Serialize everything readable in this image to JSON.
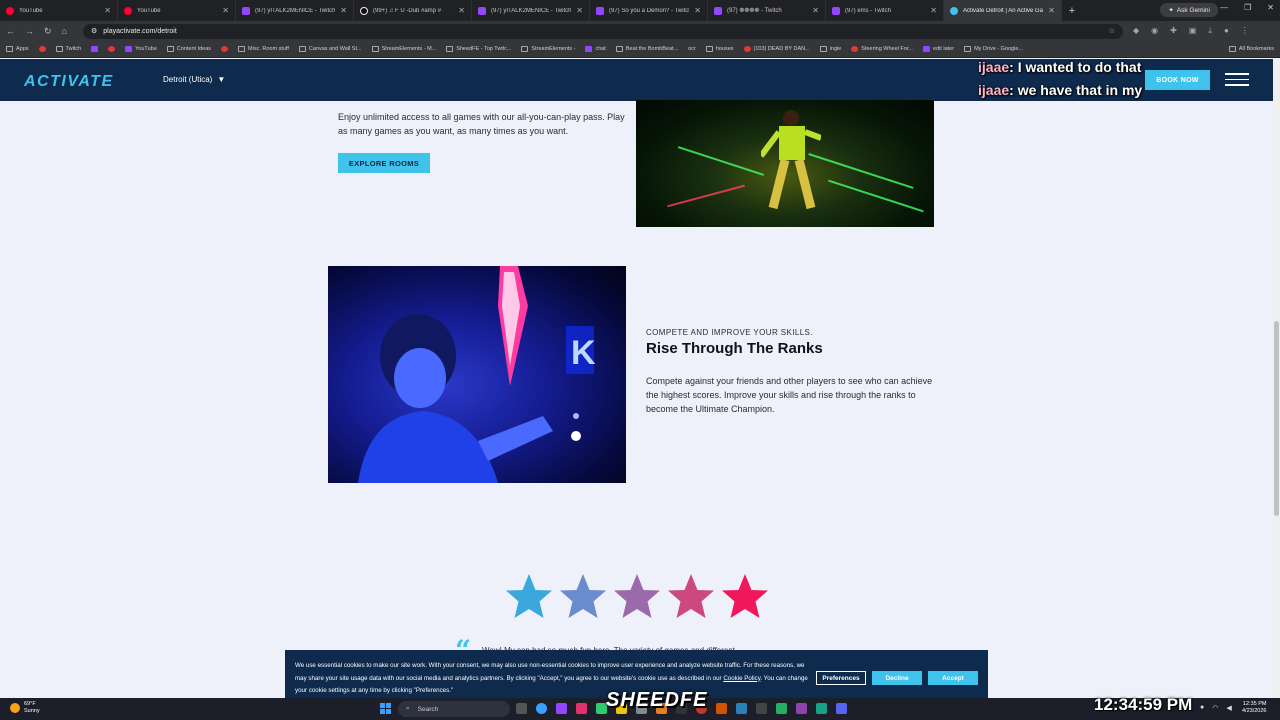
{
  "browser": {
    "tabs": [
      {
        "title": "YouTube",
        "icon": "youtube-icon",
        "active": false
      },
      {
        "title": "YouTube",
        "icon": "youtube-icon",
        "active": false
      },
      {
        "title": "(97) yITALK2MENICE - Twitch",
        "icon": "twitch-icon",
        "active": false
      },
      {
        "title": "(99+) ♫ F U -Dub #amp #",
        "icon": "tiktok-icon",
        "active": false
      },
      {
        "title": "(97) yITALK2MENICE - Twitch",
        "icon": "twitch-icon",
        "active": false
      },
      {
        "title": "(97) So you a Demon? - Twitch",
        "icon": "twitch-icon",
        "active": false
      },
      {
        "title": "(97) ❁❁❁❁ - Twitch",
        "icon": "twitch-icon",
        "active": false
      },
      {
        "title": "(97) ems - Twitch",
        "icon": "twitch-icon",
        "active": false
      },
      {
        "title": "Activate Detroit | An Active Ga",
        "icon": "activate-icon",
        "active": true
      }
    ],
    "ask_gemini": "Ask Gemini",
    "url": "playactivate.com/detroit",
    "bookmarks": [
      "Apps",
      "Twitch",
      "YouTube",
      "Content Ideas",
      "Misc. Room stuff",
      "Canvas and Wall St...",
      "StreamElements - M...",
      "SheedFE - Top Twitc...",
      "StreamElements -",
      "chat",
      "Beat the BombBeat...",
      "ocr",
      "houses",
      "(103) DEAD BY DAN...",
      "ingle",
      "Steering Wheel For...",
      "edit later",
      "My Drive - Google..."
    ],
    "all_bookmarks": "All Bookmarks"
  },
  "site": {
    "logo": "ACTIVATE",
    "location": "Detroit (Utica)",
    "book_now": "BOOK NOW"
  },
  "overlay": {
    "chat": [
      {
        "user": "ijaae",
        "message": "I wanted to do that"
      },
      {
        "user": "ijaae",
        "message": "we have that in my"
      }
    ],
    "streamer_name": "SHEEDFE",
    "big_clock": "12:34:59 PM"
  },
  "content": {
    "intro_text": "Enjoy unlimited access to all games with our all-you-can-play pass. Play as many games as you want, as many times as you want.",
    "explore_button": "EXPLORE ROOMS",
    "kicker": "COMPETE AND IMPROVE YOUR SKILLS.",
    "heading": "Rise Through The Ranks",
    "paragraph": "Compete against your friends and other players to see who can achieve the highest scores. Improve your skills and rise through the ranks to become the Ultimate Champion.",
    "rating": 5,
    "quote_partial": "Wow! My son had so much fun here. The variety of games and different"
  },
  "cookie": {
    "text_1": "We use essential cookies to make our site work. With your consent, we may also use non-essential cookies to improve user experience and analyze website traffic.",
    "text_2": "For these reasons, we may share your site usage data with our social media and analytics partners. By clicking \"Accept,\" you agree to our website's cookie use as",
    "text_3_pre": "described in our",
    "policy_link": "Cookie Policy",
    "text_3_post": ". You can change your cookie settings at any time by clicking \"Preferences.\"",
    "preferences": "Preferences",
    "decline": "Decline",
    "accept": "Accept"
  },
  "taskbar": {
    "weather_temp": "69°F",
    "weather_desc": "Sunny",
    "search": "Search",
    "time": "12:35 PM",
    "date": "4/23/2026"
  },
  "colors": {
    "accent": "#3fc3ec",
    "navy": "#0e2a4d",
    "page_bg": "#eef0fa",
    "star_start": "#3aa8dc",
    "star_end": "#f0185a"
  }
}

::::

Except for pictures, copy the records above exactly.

REPLY:
Serialize everything readable in this image to JSON.
{
  "browser": {
    "tabs": [
      {
        "title": "YouTube",
        "icon": "youtube-icon",
        "active": false
      },
      {
        "title": "YouTube",
        "icon": "youtube-icon",
        "active": false
      },
      {
        "title": "(97) yITALK2MENICE - Twitch",
        "icon": "twitch-icon",
        "active": false
      },
      {
        "title": "(99+) ♫ F U -Dub #amp #",
        "icon": "tiktok-icon",
        "active": false
      },
      {
        "title": "(97) yITALK2MENICE - Twitch",
        "icon": "twitch-icon",
        "active": false
      },
      {
        "title": "(97) So you a Demon? - Twitch",
        "icon": "twitch-icon",
        "active": false
      },
      {
        "title": "(97) ❁❁❁❁ - Twitch",
        "icon": "twitch-icon",
        "active": false
      },
      {
        "title": "(97) ems - Twitch",
        "icon": "twitch-icon",
        "active": false
      },
      {
        "title": "Activate Detroit | An Active Ga",
        "icon": "activate-icon",
        "active": true
      }
    ],
    "ask_gemini": "Ask Gemini",
    "url": "playactivate.com/detroit",
    "bookmarks": [
      "Apps",
      "Twitch",
      "YouTube",
      "Content Ideas",
      "Misc. Room stuff",
      "Canvas and Wall St...",
      "StreamElements - M...",
      "SheedFE - Top Twitc...",
      "StreamElements -",
      "chat",
      "Beat the BombBeat...",
      "ocr",
      "houses",
      "(103) DEAD BY DAN...",
      "ingle",
      "Steering Wheel For...",
      "edit later",
      "My Drive - Google..."
    ],
    "all_bookmarks": "All Bookmarks"
  },
  "site": {
    "logo": "ACTIVATE",
    "location": "Detroit (Utica)",
    "book_now": "BOOK NOW"
  },
  "overlay": {
    "chat": [
      {
        "user": "ijaae",
        "message": "I wanted to do that"
      },
      {
        "user": "ijaae",
        "message": "we have that in my"
      }
    ],
    "streamer_name": "SHEEDFE",
    "big_clock": "12:34:59 PM"
  },
  "content": {
    "intro_text": "Enjoy unlimited access to all games with our all-you-can-play pass. Play as many games as you want, as many times as you want.",
    "explore_button": "EXPLORE ROOMS",
    "kicker": "COMPETE AND IMPROVE YOUR SKILLS.",
    "heading": "Rise Through The Ranks",
    "paragraph": "Compete against your friends and other players to see who can achieve the highest scores. Improve your skills and rise through the ranks to become the Ultimate Champion.",
    "rating": 5,
    "quote_partial": "Wow! My son had so much fun here. The variety of games and different"
  },
  "cookie": {
    "text_1": "We use essential cookies to make our site work. With your consent, we may also use non-essential cookies to improve user experience and analyze website traffic.",
    "text_2": "For these reasons, we may share your site usage data with our social media and analytics partners. By clicking \"Accept,\" you agree to our website's cookie use as",
    "text_3_pre": "described in our",
    "policy_link": "Cookie Policy",
    "text_3_post": ". You can change your cookie settings at any time by clicking \"Preferences.\"",
    "preferences": "Preferences",
    "decline": "Decline",
    "accept": "Accept"
  },
  "taskbar": {
    "weather_temp": "69°F",
    "weather_desc": "Sunny",
    "search": "Search",
    "time": "12:35 PM",
    "date": "4/23/2026"
  },
  "colors": {
    "accent": "#3fc3ec",
    "navy": "#0e2a4d",
    "page_bg": "#eef0fa",
    "star_start": "#3aa8dc",
    "star_end": "#f0185a"
  }
}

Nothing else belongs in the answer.